As the school year begins, nearly 1,000 school buildings will have met or are seeking LEED certification, with applications growing at a rate of more than one per day. The total number of square feet of LEED certified and registered school space will exceed 100 million square feet as the school year gets underway, according to new figures released today by USGBC.
LEED certification provides parents, teachers and communities with a “report card” for school buildings – verifying that a school was built to meet the highest level of energy and environmental performance. Through July, more than eight million square feet of school space are certified LEED while another 90 million square feet of projects are registered with USGBC.
“Green schools save operating costs for the district, create a better workplace for teachers, provide a healthier learning environment for students, and support a
more sustainable community. Every school in America needs to be green, and increasingly our school boards, teachers, PTAs and students are demanding it.”
Public or private schools in 50 states have turned to the LEED for Schools program for new or renovated buildings, as educators and school leaders increasingly see environmental building as a way to improve air quality for students, teachers and communities while also cutting energy and water costs
Case study analysis of completed LEED certified schools show the facilities use 33 percent less energy, saving 32 percent more water and reducing solid waste by 74 percent, compared to traditional school buildings.

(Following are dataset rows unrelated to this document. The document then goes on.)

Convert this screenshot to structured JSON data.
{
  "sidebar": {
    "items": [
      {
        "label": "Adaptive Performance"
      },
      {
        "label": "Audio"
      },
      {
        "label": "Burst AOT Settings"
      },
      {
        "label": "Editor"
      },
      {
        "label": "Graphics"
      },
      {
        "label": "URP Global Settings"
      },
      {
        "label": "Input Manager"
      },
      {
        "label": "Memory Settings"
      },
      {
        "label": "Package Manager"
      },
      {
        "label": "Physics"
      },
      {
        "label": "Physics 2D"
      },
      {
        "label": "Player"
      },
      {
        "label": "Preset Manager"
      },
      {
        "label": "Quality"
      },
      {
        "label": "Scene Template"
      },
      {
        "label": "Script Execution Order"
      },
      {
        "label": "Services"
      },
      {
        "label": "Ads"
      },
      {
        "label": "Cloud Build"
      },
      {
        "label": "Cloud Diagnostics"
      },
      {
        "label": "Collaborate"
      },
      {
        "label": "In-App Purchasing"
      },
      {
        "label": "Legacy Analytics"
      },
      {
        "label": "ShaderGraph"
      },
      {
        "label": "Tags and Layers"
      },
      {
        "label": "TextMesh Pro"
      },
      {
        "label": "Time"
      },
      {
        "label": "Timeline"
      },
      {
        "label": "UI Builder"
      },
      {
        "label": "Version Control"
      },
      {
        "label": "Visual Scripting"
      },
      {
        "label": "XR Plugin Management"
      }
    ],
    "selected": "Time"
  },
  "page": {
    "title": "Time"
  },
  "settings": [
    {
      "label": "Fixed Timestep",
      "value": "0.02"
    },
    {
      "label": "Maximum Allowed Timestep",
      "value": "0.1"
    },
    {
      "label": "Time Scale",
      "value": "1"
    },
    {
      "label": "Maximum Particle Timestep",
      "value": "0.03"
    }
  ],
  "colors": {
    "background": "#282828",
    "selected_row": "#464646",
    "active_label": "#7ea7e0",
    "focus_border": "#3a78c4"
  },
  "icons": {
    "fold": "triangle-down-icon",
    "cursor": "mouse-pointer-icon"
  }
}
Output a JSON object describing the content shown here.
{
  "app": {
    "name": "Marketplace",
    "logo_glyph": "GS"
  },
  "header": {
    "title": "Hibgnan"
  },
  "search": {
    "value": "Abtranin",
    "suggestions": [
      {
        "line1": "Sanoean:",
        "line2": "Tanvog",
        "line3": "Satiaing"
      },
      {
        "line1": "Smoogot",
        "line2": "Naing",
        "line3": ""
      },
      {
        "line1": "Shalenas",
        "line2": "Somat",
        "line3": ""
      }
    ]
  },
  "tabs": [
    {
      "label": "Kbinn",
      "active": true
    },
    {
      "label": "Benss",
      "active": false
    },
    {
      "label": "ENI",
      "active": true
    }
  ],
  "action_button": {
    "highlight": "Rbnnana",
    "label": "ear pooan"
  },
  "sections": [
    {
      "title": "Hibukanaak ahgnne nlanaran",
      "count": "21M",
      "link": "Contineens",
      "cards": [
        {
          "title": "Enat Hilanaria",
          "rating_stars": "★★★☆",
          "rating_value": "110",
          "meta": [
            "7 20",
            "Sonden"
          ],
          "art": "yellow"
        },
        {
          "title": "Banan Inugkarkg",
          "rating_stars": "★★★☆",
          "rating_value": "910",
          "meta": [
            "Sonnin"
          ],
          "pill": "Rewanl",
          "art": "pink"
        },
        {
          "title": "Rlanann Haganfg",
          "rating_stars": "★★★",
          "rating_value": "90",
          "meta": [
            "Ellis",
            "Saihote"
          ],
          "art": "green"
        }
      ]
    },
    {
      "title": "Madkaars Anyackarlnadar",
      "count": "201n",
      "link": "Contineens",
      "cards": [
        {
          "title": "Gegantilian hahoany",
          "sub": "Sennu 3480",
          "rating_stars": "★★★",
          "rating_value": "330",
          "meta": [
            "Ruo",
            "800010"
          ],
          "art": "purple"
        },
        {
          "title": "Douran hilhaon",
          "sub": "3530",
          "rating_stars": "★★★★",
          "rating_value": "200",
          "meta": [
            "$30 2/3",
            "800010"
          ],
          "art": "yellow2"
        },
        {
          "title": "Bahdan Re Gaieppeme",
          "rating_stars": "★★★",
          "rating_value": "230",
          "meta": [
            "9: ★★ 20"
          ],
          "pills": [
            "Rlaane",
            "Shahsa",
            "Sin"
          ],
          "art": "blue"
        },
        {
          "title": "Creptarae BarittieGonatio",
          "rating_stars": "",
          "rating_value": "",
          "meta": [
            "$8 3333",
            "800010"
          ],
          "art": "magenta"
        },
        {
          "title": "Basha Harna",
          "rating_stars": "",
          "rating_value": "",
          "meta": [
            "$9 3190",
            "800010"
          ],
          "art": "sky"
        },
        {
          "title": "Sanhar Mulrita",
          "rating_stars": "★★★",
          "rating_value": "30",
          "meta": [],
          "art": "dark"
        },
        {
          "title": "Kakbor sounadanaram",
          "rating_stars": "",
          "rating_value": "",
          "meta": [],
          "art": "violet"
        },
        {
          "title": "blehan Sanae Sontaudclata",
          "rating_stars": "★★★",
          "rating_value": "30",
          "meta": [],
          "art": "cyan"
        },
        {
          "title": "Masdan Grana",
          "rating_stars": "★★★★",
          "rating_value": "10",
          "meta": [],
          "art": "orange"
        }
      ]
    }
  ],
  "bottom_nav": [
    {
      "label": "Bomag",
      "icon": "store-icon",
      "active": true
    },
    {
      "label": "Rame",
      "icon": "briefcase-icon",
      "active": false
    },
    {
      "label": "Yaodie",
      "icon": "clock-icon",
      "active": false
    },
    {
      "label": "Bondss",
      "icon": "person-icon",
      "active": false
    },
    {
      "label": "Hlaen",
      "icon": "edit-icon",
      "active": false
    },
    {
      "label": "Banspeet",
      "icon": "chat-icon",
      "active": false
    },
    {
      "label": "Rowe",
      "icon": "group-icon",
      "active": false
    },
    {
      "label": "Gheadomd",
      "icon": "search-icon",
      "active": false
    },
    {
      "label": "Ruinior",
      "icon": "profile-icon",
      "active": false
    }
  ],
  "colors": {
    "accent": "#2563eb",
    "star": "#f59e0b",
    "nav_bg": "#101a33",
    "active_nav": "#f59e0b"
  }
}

On average, green schools save $100,000 per year, enough to hire two new teachers, buy 200 new computers or purchase 5,000 new textbooks, according to the report “Greening America’s Schools: Costs & Benefits” by Gregory Kats of Capital E, a national clean energy technology and green building firm. Another study in North Carolina by Heschong Mahone found that 2 of 3 students in classrooms with the most daylight had consistently higher test scores by 7-18 percent.

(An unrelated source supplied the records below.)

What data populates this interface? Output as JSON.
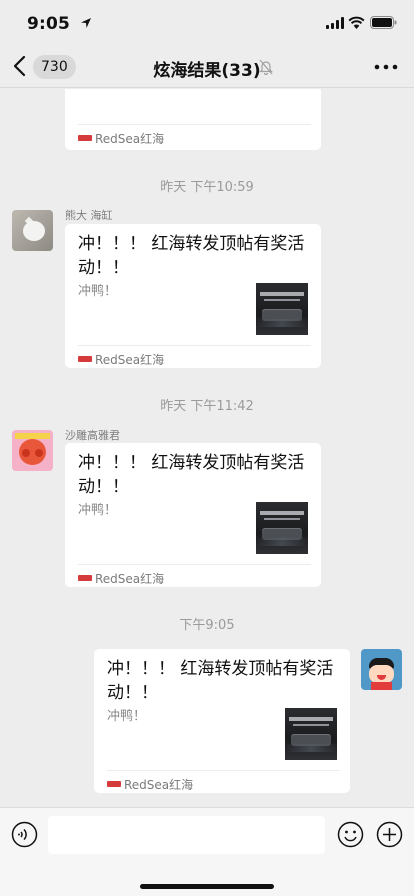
{
  "status_bar": {
    "time": "9:05"
  },
  "nav": {
    "badge_count": "730",
    "title": "炫海结果(33)"
  },
  "messages": [
    {
      "source": "RedSea红海"
    },
    {
      "time": "昨天 下午10:59",
      "sender": "熊大 海缸",
      "title": "冲！！！ 红海转发顶帖有奖活动！！",
      "desc": "冲鸭！",
      "source": "RedSea红海"
    },
    {
      "time": "昨天 下午11:42",
      "sender": "沙雕高雅君",
      "title": "冲！！！ 红海转发顶帖有奖活动！！",
      "desc": "冲鸭！",
      "source": "RedSea红海"
    },
    {
      "time": "下午9:05",
      "title": "冲！！！ 红海转发顶帖有奖活动！！",
      "desc": "冲鸭！",
      "source": "RedSea红海"
    }
  ],
  "input": {
    "value": ""
  }
}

And green schools’ carefully planned acoustics and abundant daylight make it easier and more comfortable for students to learn and for teachers to teach. According to case studies profiled in “Greening America’s Schools,” cleaner indoor air cuts down sick days for students and teachers alike, as green schools commonly report reductions in teacher absenteeism and teacher turnover.
Green schools even provide a wealth of hands-on learning opportunities, where the school itself becomes an interactive teaching tool.
“Twenty percent of America goes to school every day,” said Michelle Moore, USGBC senior vice president. “There is no better or more important place for us to demonstrate as a society that we can have a more sustainable future.”
Green schools are popping up everywhere from urban America to rural areas, in both private and public schools. Among the examples:
• Ohio now requires all new schools and major renovations to earn LEED certification,
with 250 green school projects slated to begin in the next two years.
• All new schools in Chicago will be built green, like the Tarkington School of Excellence, where sixth grader Christian Torres doesn’t need an inhaler any longer - at his old school, he used it several times a day.
• Increasing numbers of school districts and private schools are committing to building
new facilities and retrofitting existing ones following the LEED for Schools rating
system.
• New Orleans is rebuilding public schools green following the disaster of Hurricane
Katrina. As Greensburg, Kansas works to recover from the devastating May 2007
tornado, every new building in the town, including the schools, will be built following
LEED guidelines.

“GREEN IS THE FUTURE “